Quote Originally Posted by iWonder
By the way, what would an A2(no.3) chord be? Is this Asus2 played on the 7th fret?
"A2(no 3)" is pretty clearly Asus2, wherever it's played. Adding the "no 3" is (I guess) confirmation they don't want an Aadd9, in case of the confusion expressed above (rightly) about "A2".

In practice, Asus2 sounds very like Aadd9, so there wouldn't often be an issue. Where it would matter would be where the A2 was standing for an Am chord (in a place where you would expect a diatonic Am). If someone played an Add9 instead, it would certainly sound wrong.

This thread is of course 3 years old now... ... but I would add some other thoughts:

In my experience, "sus" in jazz is an abbreviation of "sus4" (and often assuming "7sus4", or even "9sus4"). I've never seen a "sus2" or "2" chord in any jazz chart. (I can't even remember seeing an "add9", although that would be less unlikely.)
In jazz, they would regard a sus2 as an inverted sus4. Eg, the notes C-D-G would be seen as a kind of Gsus4, not Csus2.
Jazz chord players are extremely reluctant to lose the 3rd of a chord unless they have to. In a sus4 there is a clear clash with a lower major 3rd. In a sus2, there is no such clash. A C-D-G chord (with C root) could easily have an E added in there; there's no good reason to leave it out.
Mark Levine's "Jazz Theory Book" has - in its 400+ pages - no mention of sus2 chords at all, nor add9s. He mentions only "sus" (which could be 7sus4, 9sus4 or even 13sus4, and are usually considered as mixolydian chords) and "susb9" (7sus4b9 in full, a phrygian chord). The message is that jazz has no use for a sus2. And little, apparently, for an add9.

Rock, of course, is a different matter! Sus2s are popular as a kind of consonant extension of power chords.

As for the idea that a sus2 should (in theory) omit the root, because a suspension resolves downward, that's an interesting idea, but is not how I see it. A suspended 2nd (or 9th) can easily - and often does - resolve upwards. At least, that would be the logic in calling a 1-2-5 chord "sus2", omitting the 3rd in expectation of the 2 resolving up to it.
In fact the 2nd (or 9th) in an "add9" chord can also end up resolving up or down (to 3 or 1). The 3 doesn't need to be omitted from the initial voicing.

Of course, in modern music (as pointed out above) sus2s and sus4s alike often don't resolve anywhere.

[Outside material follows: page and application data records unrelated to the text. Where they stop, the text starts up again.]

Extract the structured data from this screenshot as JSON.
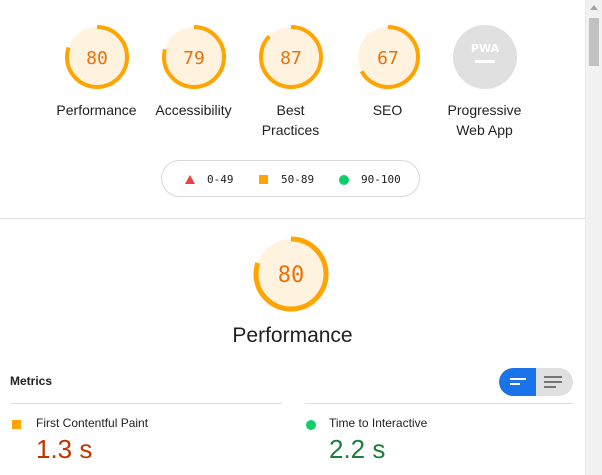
{
  "colors": {
    "average": "#ffa400",
    "average_text": "#e8710a",
    "average_bg": "#fff3e0",
    "fail": "#eb4242",
    "pass": "#0cce6b",
    "pass_text": "#188038",
    "metric_avg_text": "#c33300",
    "pwa_gray": "#e0e0e0",
    "toggle_active": "#1a73e8"
  },
  "gauges": [
    {
      "label": "Performance",
      "score": "80",
      "value": 0.8
    },
    {
      "label": "Accessibility",
      "score": "79",
      "value": 0.79
    },
    {
      "label": "Best Practices",
      "score": "87",
      "value": 0.87
    },
    {
      "label": "SEO",
      "score": "67",
      "value": 0.67
    },
    {
      "label": "Progressive Web App",
      "score": "",
      "icon": "pwa-badge-icon"
    }
  ],
  "legend": [
    {
      "symbol": "triangle-icon",
      "range": "0-49"
    },
    {
      "symbol": "square-icon",
      "range": "50-89"
    },
    {
      "symbol": "circle-icon",
      "range": "90-100"
    }
  ],
  "performance": {
    "score": "80",
    "value": 0.8,
    "title": "Performance"
  },
  "metrics": {
    "header": "Metrics",
    "items": [
      {
        "label": "First Contentful Paint",
        "value": "1.3 s",
        "rating": "average"
      },
      {
        "label": "Time to Interactive",
        "value": "2.2 s",
        "rating": "pass"
      }
    ]
  }
}
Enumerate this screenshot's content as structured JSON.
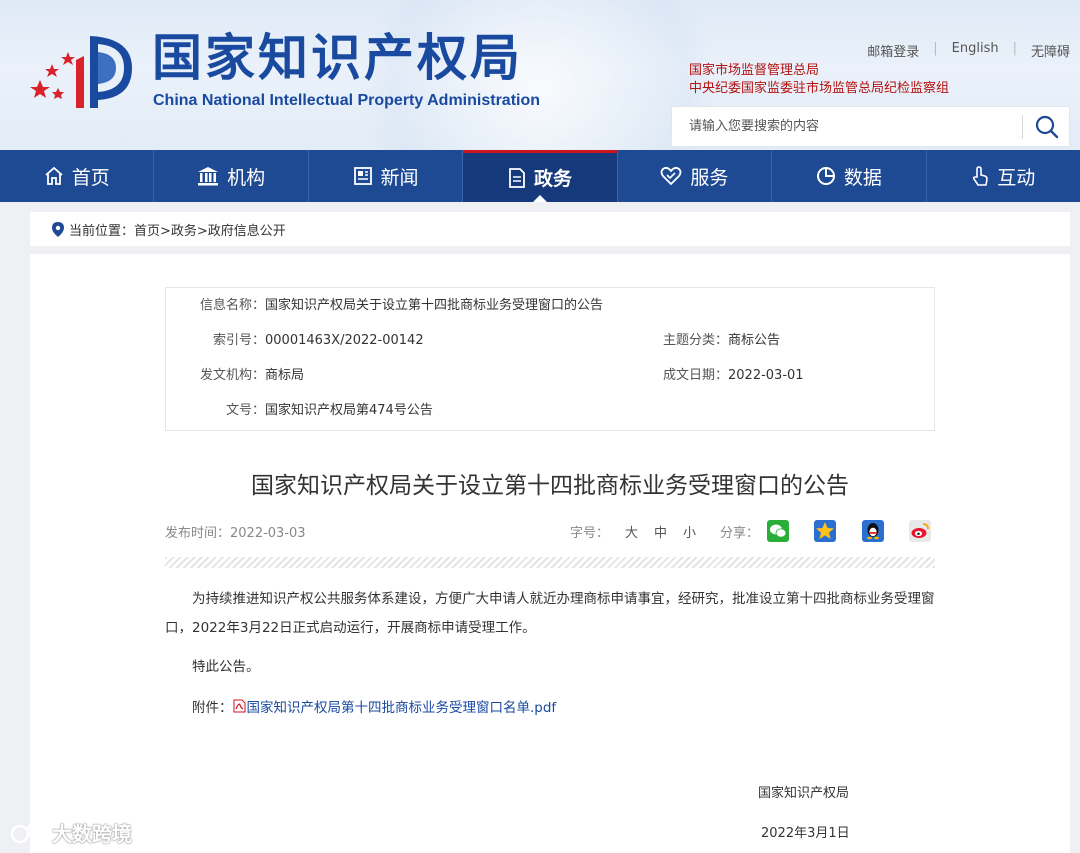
{
  "site": {
    "name_cn": "国家知识产权局",
    "name_en": "China National Intellectual Property Administration"
  },
  "top_links": [
    "邮箱登录",
    "English",
    "无障碍"
  ],
  "supervise": [
    "国家市场监督管理总局",
    "中央纪委国家监委驻市场监管总局纪检监察组"
  ],
  "search": {
    "placeholder": "请输入您要搜索的内容"
  },
  "nav": [
    {
      "label": "首页",
      "icon": "home-icon"
    },
    {
      "label": "机构",
      "icon": "institution-icon"
    },
    {
      "label": "新闻",
      "icon": "news-icon"
    },
    {
      "label": "政务",
      "icon": "document-icon",
      "active": true
    },
    {
      "label": "服务",
      "icon": "service-icon"
    },
    {
      "label": "数据",
      "icon": "data-icon"
    },
    {
      "label": "互动",
      "icon": "interact-icon"
    }
  ],
  "breadcrumb": "当前位置：首页>政务>政府信息公开",
  "info": {
    "name_label": "信息名称：",
    "name_value": "国家知识产权局关于设立第十四批商标业务受理窗口的公告",
    "index_label": "索引号：",
    "index_value": "00001463X/2022-00142",
    "topic_label": "主题分类：",
    "topic_value": "商标公告",
    "issuer_label": "发文机构：",
    "issuer_value": "商标局",
    "date_label": "成文日期：",
    "date_value": "2022-03-01",
    "docno_label": "文号：",
    "docno_value": "国家知识产权局第474号公告"
  },
  "article": {
    "title": "国家知识产权局关于设立第十四批商标业务受理窗口的公告",
    "publish": "发布时间：2022-03-03",
    "font_label": "字号：",
    "font_sizes": [
      "大",
      "中",
      "小"
    ],
    "share_label": "分享：",
    "share_icons": [
      "wechat-icon",
      "qzone-icon",
      "qq-icon",
      "weibo-icon"
    ],
    "paragraph1": "为持续推进知识产权公共服务体系建设，方便广大申请人就近办理商标申请事宜，经研究，批准设立第十四批商标业务受理窗口，2022年3月22日正式启动运行，开展商标申请受理工作。",
    "paragraph2": "特此公告。",
    "attach_label": "附件：",
    "attach_link": "国家知识产权局第十四批商标业务受理窗口名单.pdf",
    "sign_org": "国家知识产权局",
    "sign_date": "2022年3月1日"
  },
  "watermark": "大数跨境",
  "colors": {
    "brand": "#1e4a94",
    "accent_red": "#c9151e",
    "link": "#1a4aa0"
  }
}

We just don't have an alternative term for a suspension that is merely a modal colour and not a functional dissonance.

A "sus2" is hardly a dissonance anyway. A lot of the time in rock it's played as two stacked 5ths (one of Hendrix's favourite sounds), about the most consonant triad imaginable.